Mrs Parore's Laundry
Use simple problem solving strategies;
Solve a simple problem involving number.
This problem is at the beginning of problem solving. It should help the students see how to use simple strategies such as use equipment and draw pictures. It’s also a good way to get them to start counting in twos.
The problem is also at the beginning of looking for patterns. By looking at different numbers of towels when two pegs are used, the students can begin to see that there is the pattern of doubling. If one peg is used between a pair of towels, the students can find another pattern.
Naturally patterns are at the base of mathematics. Almost all mathematical activity is aimed at finding a pattern of some sort. Theorems, the true statements of mathematics, are ways that sophisticated patterns are expressed. For instance, Pythagoras’ Theorem, that says that the square of the length of the hypotenuse is the sum of the squares of the lengths of the other two sides, is a pattern about the lengths of the sides in a right-angled triangle.
We’ve posed two types of problem here. One depends on using two different pegs for each towel. The other uses two pegs per towel but some pegs can be used on two different towels. You may like to use these two methods of hanging clothes in two different lessons.
- Mrs Parore is hanging out her towels to dry. She puts two pegs on each towel. If she has 4 towels, how many pegs will she need?
- Mrs Parore sees that her peg box is running low. So she puts one peg on the corner of two towels. This way she only needs 3 pegs for 2 towels. How many pegs will she need for 4 towels now?
- Talk about washing.
Does your family hang clothes out on a line?
Can you show me how she hangs out her clothes to dry?
How does she use the pegs?
- Get some of the students to hang out some ‘washing’ on a line in the classroom. Let them use two pegs per piece of clothing.
How many pegs did they use?
- Tell them Mrs Parore’s first problem. Let them go back to their seats to solve the problem.
- Help groups that need it. For the quicker groups, encourage them to try the Extension.
- Let a few groups report back to the whole class.
Mrs Parore needed to use 12 pegs to hang out her towels. (Two pegs per towel and each peg is only used to hang one towel.) How many towels did she wash?
If Mrs Parore is using the peg-saving method of hanging out her washing, how many towels can she hang with 9 pegs?
If students are using a drawing strategy, they will draw four shapes for the towels. Then they will put two ‘pegs’ per shape. Counting the peg shapes gives 8 pegs.
Using equipment for the second type of problem, they might link the ‘clothes’ with paper clip ‘pegs’. Once four towels have been strung together the students can count the 5 pegs that are needed.
Solution to the Extension:
The students first need to draw 12 pegs. Then they might draw a towel and joining two of the pegs. They then repeat this until they have joined all 12 pegs in pairs. It’s now just a matter of counting the 6 towels they have drawn.

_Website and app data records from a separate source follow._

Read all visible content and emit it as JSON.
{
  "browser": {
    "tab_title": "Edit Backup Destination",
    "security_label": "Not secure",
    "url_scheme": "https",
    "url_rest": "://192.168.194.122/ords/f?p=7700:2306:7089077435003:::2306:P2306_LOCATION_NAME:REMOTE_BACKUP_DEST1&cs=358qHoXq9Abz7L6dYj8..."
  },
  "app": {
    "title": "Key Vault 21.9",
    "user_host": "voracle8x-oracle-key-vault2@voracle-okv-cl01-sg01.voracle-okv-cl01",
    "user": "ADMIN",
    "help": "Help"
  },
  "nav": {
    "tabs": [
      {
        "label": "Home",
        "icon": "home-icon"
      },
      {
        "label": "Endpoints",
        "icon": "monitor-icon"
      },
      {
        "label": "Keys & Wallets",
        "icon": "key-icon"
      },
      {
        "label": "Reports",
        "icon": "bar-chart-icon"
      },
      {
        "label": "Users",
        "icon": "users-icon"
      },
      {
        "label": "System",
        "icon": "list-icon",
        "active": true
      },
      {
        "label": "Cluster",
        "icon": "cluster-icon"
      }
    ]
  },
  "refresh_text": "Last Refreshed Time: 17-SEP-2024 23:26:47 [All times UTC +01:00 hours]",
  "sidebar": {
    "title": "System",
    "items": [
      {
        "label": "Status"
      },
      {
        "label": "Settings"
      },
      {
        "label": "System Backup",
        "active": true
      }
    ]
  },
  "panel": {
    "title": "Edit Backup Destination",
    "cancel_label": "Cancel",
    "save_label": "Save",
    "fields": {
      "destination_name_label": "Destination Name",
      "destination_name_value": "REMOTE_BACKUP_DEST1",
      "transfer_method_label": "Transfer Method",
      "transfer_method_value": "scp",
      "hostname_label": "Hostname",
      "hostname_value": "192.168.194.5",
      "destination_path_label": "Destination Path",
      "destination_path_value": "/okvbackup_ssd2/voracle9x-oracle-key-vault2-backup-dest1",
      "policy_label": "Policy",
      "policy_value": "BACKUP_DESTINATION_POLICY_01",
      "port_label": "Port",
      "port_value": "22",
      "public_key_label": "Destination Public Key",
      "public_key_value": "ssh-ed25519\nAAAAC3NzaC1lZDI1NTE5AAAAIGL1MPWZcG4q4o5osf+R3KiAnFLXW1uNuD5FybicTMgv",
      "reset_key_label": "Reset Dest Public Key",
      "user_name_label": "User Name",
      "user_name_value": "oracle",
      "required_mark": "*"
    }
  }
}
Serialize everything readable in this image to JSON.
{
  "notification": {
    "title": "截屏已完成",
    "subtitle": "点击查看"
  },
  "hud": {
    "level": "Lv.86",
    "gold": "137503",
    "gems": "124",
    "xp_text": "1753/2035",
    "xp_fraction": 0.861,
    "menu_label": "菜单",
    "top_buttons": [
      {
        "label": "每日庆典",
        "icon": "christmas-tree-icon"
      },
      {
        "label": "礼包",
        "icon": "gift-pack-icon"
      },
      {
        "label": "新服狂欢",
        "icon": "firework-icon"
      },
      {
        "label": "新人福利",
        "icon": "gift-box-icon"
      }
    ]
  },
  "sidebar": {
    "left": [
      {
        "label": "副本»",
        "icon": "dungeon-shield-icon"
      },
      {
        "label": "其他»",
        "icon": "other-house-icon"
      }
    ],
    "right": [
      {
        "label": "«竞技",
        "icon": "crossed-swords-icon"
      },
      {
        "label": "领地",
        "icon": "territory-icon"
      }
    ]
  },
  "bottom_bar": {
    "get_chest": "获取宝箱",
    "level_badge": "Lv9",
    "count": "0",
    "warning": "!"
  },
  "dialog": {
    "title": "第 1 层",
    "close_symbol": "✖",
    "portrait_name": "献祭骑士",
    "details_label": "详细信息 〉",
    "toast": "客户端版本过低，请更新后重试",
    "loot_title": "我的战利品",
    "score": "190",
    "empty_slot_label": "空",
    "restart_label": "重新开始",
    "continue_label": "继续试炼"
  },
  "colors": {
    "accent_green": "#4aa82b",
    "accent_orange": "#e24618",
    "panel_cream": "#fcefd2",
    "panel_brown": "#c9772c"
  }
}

Using equipment, the students should first count out the 9 pegs. They then join up the towels with the pegs. Finally they can count the 8 towels that they have hung up.